Ah, now I get it, thanks Klaus.
I'd never actually heard the term "limit transition" before, damn that book for not explaining the thing properly... Neglecting to mention that the authors didn't in fact consider the two things to be exactly the same made me doubt my whole understanding of the issue.
Now I don't, so I'll join the discussion. The series will not reach 2, it will only approach it. Likewise, 1 != 0,9999...
Let's do it with some finite numbers first:
Now, if you continue inserting a finite number of nines, the difference of 9-8,9...1 will still remain there preventing x from equaling 1, it'll just be smaller.

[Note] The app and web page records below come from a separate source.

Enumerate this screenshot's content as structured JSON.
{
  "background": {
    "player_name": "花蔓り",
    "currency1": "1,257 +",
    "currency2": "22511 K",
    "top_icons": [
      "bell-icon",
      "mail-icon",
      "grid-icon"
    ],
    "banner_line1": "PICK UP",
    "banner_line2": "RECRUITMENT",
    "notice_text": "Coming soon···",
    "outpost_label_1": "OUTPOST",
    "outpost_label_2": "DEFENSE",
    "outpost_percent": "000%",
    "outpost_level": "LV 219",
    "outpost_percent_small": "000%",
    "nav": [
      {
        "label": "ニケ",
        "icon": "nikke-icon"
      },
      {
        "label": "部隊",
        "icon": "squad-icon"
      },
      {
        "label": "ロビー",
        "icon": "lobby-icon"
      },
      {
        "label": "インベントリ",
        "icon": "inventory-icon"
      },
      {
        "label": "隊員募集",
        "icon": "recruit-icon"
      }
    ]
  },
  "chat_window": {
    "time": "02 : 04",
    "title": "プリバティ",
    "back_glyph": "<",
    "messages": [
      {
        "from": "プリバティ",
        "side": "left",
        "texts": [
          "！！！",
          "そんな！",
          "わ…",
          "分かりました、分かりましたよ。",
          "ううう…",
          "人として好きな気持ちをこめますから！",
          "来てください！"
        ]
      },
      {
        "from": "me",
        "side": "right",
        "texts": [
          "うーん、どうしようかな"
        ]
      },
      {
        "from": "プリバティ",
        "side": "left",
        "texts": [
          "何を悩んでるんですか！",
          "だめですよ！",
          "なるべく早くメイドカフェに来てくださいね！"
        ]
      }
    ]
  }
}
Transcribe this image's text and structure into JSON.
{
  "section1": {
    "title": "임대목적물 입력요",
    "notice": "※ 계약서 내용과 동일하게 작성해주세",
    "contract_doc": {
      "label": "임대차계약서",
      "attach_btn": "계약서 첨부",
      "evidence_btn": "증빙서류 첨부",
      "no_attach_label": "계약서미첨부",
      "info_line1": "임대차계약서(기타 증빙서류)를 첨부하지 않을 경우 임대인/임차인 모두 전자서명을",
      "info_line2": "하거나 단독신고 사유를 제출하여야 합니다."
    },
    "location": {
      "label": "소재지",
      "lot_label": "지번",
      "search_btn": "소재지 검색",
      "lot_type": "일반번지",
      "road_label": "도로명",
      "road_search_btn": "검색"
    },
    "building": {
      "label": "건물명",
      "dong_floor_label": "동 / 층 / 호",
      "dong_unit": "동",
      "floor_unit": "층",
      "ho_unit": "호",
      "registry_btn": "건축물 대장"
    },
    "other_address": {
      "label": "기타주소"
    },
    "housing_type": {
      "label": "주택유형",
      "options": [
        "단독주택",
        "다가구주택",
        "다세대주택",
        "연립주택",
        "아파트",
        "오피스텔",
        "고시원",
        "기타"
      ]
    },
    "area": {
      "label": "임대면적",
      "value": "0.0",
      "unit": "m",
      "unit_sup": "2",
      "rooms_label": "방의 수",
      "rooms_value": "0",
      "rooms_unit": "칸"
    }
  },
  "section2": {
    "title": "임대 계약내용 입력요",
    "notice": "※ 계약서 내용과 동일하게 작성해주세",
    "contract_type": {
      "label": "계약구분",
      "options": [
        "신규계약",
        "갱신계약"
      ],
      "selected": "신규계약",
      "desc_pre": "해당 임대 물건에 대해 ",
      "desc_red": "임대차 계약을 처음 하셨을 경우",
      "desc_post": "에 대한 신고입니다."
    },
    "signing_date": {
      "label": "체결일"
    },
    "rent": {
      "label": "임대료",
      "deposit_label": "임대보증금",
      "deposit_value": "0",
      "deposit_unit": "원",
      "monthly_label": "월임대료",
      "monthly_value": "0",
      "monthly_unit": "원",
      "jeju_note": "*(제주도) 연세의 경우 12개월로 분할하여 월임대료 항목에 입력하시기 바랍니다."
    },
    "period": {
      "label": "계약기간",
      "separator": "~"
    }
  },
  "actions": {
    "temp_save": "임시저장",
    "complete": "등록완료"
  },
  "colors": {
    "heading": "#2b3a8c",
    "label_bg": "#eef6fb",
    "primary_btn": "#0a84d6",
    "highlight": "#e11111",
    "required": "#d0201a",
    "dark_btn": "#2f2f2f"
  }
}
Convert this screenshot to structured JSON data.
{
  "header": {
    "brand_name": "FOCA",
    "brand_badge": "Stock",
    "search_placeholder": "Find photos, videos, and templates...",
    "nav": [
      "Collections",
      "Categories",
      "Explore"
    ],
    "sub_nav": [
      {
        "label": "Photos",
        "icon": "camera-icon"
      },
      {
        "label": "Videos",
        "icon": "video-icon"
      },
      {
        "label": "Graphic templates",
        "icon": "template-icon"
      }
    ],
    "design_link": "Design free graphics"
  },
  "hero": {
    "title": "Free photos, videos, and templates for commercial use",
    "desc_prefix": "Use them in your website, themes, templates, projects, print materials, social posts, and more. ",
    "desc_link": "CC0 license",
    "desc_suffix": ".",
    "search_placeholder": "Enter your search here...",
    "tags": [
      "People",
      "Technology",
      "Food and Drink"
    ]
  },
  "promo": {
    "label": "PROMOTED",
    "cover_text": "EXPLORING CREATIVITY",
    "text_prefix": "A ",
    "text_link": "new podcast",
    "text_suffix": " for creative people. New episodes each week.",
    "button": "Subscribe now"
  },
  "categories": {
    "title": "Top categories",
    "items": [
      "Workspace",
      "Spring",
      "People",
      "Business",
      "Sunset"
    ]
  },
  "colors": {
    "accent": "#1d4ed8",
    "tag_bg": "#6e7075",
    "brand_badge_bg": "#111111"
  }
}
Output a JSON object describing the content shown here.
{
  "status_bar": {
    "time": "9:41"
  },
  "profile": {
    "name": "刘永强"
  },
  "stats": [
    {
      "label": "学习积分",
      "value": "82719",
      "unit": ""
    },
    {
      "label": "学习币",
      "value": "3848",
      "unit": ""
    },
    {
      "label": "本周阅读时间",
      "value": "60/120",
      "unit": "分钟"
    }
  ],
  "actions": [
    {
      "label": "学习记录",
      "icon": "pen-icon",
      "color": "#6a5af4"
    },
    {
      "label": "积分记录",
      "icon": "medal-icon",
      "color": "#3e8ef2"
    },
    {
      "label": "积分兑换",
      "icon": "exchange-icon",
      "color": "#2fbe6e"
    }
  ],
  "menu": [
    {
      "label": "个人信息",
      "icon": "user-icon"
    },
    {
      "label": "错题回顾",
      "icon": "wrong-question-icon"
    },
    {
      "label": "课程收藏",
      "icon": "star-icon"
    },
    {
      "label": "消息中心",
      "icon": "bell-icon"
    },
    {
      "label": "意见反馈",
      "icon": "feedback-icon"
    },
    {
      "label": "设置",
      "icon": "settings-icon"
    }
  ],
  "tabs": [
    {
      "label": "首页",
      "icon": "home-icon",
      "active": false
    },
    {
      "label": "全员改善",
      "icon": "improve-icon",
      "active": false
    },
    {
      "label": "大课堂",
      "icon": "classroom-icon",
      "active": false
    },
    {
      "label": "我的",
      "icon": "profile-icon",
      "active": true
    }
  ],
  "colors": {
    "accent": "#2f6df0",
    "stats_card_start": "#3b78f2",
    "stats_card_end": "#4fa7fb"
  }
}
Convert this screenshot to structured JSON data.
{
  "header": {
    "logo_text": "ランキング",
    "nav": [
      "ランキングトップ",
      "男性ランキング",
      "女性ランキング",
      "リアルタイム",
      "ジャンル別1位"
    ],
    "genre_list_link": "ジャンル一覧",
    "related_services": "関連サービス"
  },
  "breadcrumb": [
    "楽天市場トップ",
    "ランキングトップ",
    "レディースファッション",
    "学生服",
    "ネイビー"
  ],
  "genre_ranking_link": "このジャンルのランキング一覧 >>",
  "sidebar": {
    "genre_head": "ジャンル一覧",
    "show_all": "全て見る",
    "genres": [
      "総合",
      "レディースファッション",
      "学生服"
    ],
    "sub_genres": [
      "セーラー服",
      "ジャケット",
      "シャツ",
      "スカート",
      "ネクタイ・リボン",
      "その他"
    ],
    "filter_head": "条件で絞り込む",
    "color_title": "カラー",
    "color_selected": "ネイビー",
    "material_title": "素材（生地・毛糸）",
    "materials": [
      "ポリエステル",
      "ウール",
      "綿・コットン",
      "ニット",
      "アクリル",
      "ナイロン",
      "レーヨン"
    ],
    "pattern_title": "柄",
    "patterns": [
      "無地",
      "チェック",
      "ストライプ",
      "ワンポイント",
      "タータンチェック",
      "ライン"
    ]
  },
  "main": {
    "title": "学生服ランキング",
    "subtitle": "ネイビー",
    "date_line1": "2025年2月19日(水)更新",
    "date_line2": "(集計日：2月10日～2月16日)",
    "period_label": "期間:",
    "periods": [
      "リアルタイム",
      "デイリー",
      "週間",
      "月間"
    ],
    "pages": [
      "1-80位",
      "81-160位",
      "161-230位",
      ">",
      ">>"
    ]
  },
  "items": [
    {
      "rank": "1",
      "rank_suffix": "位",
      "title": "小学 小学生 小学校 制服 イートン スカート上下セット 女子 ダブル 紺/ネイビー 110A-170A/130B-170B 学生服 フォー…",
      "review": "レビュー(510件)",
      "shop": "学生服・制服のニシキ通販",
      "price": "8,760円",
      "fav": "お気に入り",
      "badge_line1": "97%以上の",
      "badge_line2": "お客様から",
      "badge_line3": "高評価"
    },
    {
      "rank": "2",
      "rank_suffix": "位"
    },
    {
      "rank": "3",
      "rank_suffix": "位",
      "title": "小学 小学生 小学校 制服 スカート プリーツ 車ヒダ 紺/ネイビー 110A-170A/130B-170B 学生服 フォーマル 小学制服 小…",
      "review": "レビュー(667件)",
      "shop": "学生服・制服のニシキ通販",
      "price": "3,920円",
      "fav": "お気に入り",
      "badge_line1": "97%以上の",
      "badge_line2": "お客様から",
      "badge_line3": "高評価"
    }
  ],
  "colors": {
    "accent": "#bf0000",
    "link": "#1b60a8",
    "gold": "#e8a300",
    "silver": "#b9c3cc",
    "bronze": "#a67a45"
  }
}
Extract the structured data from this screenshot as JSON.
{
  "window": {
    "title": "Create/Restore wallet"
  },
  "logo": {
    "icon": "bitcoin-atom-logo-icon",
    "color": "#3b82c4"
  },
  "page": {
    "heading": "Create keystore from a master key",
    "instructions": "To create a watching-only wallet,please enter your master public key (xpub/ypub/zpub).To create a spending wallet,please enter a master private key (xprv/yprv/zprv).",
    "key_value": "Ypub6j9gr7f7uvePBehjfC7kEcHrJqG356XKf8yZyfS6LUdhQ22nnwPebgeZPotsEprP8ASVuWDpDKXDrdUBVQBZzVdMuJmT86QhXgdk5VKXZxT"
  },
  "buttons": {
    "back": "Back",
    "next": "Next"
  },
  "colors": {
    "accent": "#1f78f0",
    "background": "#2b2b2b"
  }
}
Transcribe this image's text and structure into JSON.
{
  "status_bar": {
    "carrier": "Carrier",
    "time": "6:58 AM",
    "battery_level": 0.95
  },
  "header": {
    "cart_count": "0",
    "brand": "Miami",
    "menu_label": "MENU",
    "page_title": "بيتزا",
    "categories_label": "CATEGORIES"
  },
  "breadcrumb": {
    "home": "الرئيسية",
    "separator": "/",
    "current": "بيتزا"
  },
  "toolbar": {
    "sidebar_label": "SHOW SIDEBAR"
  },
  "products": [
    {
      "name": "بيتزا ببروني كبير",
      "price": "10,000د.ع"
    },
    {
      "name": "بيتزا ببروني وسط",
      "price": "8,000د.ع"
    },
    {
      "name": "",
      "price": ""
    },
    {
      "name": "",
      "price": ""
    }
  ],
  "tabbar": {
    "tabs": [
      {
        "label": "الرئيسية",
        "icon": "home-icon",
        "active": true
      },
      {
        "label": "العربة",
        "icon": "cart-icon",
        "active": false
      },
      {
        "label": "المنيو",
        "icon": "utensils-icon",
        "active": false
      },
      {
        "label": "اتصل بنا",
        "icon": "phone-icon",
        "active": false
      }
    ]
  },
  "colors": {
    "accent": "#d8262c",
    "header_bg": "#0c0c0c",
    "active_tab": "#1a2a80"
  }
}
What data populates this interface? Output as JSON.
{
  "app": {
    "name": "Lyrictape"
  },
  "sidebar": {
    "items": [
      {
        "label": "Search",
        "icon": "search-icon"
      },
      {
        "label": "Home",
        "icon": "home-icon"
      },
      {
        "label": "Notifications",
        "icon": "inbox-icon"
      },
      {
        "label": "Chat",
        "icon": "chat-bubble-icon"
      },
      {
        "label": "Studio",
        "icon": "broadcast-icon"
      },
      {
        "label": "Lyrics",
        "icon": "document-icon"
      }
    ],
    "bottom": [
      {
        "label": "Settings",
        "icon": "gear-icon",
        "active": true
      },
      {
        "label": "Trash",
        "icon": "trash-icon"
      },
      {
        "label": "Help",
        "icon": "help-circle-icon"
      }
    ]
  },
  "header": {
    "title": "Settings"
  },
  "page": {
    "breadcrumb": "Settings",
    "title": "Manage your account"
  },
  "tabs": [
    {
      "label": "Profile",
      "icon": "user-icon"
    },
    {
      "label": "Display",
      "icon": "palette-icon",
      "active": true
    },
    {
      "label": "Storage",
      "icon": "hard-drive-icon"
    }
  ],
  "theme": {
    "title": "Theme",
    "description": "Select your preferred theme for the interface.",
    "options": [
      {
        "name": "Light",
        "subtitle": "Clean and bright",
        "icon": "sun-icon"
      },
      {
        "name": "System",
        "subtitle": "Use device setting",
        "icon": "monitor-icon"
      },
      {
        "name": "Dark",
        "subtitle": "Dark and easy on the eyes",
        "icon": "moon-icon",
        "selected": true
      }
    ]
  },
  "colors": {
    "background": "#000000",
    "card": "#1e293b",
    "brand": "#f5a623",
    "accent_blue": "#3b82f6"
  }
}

Problem is, at infinity it'll be infinitely small, and you won't be able to manipulate it normally, which is why you can manage to prove 0,99...=1.
However, if you write it properly as lim(x->1) = 1, you won't. Limit transitions aside, that is
I hope that made any sense, it's just my interpretation based on normal schoolwork.